What is being asked:
From the entries that follow, extract each line holding the string "name".

Component data from apps and pages:
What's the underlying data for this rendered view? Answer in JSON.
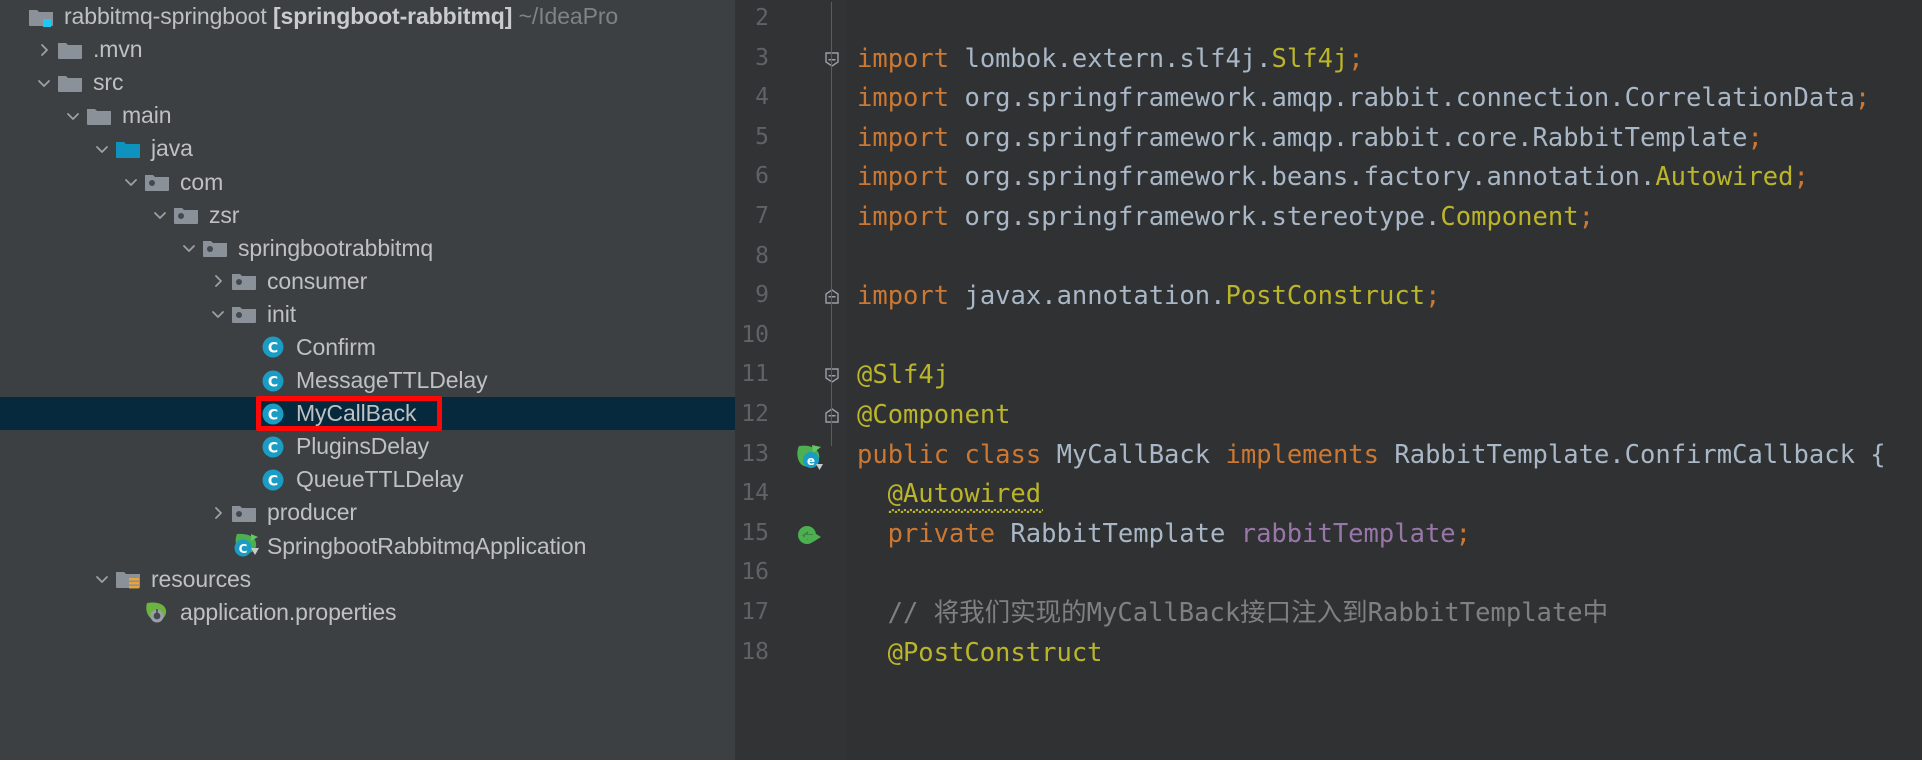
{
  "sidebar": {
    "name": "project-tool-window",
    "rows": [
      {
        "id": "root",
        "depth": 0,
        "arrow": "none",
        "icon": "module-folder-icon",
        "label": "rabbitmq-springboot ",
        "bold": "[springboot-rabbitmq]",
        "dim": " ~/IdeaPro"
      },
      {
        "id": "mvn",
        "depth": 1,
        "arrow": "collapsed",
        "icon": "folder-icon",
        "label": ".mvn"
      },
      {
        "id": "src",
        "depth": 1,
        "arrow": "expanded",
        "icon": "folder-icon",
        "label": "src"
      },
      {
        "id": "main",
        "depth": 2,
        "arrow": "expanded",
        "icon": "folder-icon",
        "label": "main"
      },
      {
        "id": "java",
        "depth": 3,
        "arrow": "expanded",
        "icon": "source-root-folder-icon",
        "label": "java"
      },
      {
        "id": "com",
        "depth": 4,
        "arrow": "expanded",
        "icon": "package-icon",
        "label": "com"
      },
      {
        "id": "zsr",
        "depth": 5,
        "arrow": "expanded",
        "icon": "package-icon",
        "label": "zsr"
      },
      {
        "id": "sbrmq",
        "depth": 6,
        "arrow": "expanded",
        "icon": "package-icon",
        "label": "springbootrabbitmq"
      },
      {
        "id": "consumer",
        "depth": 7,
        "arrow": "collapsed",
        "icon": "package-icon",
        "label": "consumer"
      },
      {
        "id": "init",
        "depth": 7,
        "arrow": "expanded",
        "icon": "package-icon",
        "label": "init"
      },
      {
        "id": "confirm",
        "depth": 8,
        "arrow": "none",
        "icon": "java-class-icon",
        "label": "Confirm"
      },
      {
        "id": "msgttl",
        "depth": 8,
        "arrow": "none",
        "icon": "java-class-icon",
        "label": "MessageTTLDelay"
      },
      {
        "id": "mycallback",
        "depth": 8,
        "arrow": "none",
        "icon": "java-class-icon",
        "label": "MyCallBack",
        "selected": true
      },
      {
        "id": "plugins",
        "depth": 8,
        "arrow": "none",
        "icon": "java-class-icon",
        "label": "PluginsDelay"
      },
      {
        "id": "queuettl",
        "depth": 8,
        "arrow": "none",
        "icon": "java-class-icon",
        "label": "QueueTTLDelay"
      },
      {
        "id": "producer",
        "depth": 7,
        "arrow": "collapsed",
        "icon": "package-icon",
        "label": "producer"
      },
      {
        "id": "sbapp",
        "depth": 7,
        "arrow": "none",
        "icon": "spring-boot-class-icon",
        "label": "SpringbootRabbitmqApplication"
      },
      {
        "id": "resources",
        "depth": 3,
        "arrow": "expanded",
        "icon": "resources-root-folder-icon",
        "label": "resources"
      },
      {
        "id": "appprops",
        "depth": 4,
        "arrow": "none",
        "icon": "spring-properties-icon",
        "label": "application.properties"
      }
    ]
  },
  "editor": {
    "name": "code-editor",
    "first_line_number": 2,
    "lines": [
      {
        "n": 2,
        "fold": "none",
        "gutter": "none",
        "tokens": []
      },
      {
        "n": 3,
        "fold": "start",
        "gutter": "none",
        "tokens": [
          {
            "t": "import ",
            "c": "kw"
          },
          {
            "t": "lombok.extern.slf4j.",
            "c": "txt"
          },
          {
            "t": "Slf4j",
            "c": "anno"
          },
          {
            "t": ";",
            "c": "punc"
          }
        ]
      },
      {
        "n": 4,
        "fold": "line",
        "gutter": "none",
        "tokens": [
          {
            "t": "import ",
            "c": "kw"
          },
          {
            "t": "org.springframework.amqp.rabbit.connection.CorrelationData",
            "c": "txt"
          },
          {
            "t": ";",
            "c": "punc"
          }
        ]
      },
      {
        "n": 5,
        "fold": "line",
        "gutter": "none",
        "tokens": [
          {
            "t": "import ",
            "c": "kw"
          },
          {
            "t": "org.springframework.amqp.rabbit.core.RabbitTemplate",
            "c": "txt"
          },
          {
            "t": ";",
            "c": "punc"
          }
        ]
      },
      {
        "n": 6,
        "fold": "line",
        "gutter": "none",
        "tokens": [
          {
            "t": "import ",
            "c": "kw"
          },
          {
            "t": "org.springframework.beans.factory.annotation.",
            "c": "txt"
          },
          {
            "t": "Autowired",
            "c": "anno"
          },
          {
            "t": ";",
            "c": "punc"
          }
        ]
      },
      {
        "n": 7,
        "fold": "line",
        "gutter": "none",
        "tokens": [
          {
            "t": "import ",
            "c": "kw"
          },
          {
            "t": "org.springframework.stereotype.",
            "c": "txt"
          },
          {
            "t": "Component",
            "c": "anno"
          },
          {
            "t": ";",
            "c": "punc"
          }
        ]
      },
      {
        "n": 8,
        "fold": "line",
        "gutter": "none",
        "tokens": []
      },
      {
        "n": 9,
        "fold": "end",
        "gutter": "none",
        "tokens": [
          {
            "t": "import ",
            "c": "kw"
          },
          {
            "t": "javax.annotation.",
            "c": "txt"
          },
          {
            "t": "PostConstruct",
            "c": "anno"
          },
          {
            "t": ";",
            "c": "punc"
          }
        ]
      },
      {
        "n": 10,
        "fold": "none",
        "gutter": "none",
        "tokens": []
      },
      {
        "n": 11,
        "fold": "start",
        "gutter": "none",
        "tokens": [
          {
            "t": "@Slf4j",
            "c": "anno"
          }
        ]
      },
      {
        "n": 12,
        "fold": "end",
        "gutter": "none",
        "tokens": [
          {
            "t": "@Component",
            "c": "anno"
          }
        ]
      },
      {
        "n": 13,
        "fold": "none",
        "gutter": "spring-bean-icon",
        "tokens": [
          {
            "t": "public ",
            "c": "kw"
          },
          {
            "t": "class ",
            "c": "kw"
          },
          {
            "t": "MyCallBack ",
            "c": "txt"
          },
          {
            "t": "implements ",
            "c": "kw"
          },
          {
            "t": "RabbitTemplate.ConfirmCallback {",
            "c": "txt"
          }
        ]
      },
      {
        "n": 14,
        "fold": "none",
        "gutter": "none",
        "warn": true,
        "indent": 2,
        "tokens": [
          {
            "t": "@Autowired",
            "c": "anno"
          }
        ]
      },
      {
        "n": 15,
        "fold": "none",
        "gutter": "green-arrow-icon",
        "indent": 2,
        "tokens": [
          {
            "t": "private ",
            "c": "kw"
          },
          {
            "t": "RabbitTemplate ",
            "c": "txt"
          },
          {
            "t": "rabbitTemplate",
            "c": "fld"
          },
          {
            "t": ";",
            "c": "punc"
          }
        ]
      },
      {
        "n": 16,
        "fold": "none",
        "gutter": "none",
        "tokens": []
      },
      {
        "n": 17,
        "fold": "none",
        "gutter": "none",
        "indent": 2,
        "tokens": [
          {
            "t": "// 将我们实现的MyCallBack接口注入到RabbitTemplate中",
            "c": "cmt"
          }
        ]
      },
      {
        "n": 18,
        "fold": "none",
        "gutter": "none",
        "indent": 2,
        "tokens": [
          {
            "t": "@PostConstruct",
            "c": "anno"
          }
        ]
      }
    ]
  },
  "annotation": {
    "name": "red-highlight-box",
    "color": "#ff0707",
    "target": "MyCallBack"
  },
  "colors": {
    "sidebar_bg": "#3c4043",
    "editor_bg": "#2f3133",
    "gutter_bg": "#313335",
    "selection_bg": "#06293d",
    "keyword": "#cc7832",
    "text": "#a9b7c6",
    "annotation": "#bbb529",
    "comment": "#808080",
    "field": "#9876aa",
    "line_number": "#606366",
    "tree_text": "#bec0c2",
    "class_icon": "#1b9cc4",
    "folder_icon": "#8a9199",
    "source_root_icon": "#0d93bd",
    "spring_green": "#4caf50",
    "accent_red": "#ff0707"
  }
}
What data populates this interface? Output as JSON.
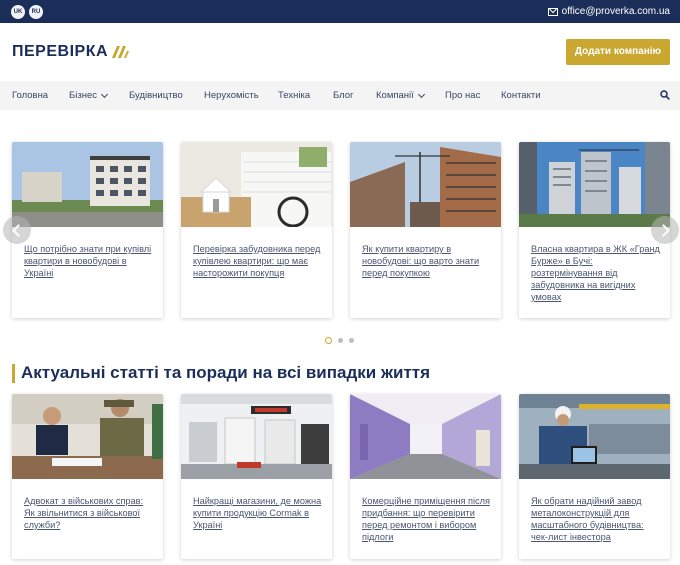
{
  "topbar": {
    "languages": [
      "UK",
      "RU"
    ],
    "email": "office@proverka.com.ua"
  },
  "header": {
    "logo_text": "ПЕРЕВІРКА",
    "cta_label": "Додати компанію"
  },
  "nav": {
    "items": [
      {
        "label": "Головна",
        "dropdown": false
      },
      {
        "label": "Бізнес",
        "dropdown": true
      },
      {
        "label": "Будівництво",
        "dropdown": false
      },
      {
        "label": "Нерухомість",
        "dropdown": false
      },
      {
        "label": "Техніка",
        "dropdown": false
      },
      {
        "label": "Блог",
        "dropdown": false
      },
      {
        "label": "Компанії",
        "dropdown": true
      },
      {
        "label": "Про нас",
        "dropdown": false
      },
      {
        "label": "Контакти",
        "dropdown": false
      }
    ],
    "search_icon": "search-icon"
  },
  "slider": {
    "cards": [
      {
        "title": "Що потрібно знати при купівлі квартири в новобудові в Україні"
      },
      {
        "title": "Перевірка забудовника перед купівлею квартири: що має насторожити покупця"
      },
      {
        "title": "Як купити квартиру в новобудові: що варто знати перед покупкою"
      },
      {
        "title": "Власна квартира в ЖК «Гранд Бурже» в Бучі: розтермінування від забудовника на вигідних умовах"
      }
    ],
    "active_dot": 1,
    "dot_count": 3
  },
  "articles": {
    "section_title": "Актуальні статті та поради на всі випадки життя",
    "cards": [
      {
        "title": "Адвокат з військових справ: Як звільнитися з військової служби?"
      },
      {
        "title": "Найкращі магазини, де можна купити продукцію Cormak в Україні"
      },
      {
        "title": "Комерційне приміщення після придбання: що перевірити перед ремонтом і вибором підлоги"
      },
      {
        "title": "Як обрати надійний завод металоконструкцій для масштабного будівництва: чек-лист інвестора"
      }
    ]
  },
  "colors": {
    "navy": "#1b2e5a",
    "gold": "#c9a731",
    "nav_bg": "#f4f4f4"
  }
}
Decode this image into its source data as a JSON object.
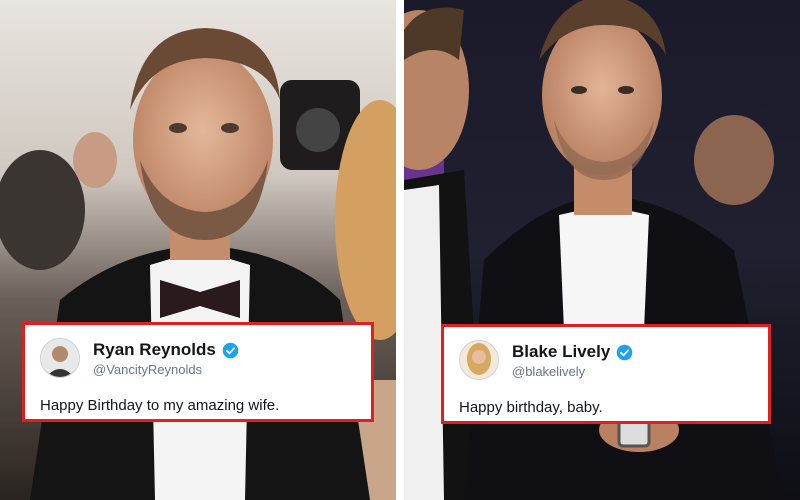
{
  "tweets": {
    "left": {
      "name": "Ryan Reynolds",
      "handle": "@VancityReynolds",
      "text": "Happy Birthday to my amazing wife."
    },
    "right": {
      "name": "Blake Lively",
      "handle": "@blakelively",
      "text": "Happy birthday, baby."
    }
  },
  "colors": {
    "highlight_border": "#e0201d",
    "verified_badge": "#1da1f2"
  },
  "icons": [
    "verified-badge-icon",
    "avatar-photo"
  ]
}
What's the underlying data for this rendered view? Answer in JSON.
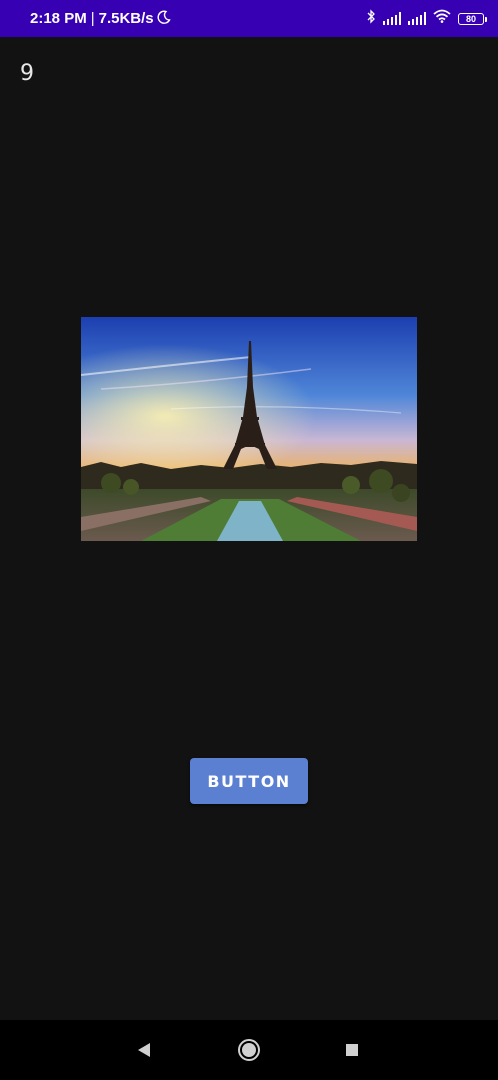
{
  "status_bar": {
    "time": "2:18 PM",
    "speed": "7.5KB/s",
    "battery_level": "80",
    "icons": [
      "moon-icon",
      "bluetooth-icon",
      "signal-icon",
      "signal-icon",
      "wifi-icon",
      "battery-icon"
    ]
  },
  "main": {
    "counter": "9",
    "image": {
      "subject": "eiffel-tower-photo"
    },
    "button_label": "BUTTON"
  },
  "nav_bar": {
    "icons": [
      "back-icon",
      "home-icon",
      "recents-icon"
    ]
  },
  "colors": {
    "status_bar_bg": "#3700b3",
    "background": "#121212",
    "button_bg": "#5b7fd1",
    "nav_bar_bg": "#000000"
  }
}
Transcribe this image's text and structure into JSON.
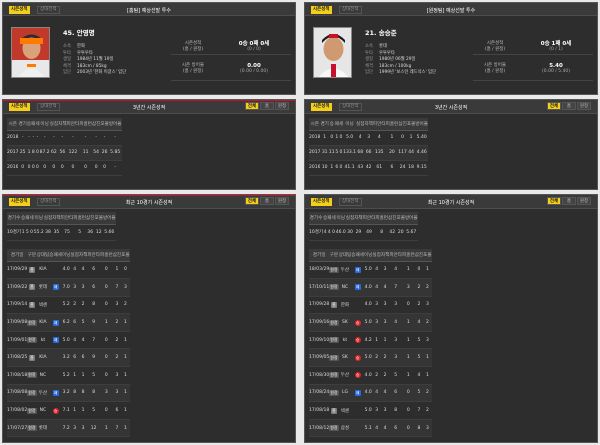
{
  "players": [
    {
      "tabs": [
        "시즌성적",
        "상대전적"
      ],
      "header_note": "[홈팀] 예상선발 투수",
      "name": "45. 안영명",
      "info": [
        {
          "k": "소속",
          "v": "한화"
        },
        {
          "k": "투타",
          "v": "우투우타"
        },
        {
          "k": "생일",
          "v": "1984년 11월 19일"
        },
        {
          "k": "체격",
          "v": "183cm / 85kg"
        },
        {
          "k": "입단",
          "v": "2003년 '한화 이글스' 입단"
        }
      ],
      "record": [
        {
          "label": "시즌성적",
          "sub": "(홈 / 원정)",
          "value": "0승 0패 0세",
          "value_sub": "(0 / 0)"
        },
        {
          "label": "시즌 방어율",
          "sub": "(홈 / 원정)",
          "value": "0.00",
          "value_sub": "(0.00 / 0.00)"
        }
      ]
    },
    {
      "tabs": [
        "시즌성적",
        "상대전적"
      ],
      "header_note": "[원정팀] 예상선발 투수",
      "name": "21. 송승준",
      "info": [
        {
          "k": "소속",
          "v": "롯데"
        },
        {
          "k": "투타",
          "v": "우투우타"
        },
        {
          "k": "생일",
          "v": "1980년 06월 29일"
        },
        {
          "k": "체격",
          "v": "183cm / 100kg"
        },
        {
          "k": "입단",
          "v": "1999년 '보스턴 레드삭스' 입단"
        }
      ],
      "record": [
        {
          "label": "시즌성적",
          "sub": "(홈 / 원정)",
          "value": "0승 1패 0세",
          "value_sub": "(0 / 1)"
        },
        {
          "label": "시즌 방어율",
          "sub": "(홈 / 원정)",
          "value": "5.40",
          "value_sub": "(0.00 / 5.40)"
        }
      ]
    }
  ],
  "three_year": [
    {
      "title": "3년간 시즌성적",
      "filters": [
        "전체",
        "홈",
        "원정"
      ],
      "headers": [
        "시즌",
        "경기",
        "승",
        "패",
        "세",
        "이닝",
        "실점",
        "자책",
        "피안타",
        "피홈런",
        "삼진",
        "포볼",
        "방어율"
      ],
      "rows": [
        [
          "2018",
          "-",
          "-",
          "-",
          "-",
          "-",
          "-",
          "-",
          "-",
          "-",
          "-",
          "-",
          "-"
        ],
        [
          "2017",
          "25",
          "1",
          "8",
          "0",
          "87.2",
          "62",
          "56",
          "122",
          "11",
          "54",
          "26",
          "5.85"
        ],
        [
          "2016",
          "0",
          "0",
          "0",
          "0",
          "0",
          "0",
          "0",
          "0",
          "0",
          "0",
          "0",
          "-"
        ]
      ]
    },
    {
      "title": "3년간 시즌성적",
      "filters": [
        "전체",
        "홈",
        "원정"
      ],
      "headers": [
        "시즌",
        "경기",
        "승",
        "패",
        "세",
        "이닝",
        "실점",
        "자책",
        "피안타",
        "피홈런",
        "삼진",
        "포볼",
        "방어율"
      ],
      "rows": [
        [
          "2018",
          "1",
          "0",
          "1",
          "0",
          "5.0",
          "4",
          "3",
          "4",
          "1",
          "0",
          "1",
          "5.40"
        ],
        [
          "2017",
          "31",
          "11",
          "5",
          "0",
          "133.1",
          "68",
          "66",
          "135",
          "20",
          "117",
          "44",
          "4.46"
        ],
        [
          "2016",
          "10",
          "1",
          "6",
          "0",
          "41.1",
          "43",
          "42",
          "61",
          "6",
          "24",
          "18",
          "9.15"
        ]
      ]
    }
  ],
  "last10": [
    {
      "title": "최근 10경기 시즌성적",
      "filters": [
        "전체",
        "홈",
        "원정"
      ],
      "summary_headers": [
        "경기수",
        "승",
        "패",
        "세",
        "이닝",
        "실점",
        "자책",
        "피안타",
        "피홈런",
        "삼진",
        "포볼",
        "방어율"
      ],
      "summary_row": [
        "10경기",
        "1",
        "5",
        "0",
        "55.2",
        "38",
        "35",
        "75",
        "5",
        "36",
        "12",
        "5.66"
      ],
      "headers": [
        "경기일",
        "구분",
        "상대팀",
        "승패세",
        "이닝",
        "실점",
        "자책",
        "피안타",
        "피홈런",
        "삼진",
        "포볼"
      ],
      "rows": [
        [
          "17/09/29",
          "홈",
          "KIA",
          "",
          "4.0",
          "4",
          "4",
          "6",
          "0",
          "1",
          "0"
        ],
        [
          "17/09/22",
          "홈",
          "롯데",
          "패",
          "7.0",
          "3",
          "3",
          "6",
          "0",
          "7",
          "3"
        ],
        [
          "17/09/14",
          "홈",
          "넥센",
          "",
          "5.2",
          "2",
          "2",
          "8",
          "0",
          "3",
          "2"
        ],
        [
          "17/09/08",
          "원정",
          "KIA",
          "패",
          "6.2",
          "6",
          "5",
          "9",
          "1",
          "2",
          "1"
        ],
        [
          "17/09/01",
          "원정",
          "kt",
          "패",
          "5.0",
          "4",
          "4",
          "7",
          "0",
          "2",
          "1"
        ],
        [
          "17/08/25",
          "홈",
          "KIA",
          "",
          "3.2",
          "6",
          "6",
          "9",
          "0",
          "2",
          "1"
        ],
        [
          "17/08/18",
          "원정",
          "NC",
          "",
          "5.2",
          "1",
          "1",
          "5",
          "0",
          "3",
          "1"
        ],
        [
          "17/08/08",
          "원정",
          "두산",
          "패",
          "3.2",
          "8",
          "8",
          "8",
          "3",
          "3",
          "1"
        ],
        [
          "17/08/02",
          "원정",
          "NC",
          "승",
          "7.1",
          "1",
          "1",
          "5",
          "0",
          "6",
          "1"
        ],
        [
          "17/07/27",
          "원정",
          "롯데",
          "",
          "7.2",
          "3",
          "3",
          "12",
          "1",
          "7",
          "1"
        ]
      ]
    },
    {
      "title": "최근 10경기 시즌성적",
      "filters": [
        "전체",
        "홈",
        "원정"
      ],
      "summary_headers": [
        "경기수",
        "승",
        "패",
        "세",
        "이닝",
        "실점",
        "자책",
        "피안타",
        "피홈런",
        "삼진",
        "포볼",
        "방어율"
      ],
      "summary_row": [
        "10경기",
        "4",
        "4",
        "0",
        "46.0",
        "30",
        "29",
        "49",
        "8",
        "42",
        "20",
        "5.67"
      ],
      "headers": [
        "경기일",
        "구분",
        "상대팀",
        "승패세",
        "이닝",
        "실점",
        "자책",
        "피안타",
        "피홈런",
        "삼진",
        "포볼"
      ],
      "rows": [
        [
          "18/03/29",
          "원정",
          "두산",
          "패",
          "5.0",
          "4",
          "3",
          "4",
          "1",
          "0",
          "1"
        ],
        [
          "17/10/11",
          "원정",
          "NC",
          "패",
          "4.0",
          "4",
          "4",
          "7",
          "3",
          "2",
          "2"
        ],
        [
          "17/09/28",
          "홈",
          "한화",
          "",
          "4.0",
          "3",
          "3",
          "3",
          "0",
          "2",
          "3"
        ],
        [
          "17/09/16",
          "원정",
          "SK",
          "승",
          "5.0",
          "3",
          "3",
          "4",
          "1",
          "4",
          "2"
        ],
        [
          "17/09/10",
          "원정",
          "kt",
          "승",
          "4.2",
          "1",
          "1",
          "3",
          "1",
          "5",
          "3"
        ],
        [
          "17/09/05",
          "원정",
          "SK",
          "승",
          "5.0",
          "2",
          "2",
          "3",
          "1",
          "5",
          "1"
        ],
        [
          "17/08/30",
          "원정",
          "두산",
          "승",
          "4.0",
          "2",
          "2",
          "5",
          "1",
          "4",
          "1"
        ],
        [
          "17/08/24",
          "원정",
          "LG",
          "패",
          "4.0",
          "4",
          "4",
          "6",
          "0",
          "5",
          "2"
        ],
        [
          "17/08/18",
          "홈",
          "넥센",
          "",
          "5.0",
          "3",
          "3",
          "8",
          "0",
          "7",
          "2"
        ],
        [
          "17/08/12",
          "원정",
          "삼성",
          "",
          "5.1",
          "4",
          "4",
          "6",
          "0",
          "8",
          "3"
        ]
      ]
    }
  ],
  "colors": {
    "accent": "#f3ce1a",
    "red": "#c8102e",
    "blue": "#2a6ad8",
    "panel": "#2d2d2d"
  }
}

Solution to the problem:
    "name": "project-tool-window",
    "name": "code-editor",
    "name": "red-highlight-box",
      "name": "Ryan Reynolds",
      "name": "Blake Lively",
      "name": "45. 안영명",
      "name": "21. 송승준",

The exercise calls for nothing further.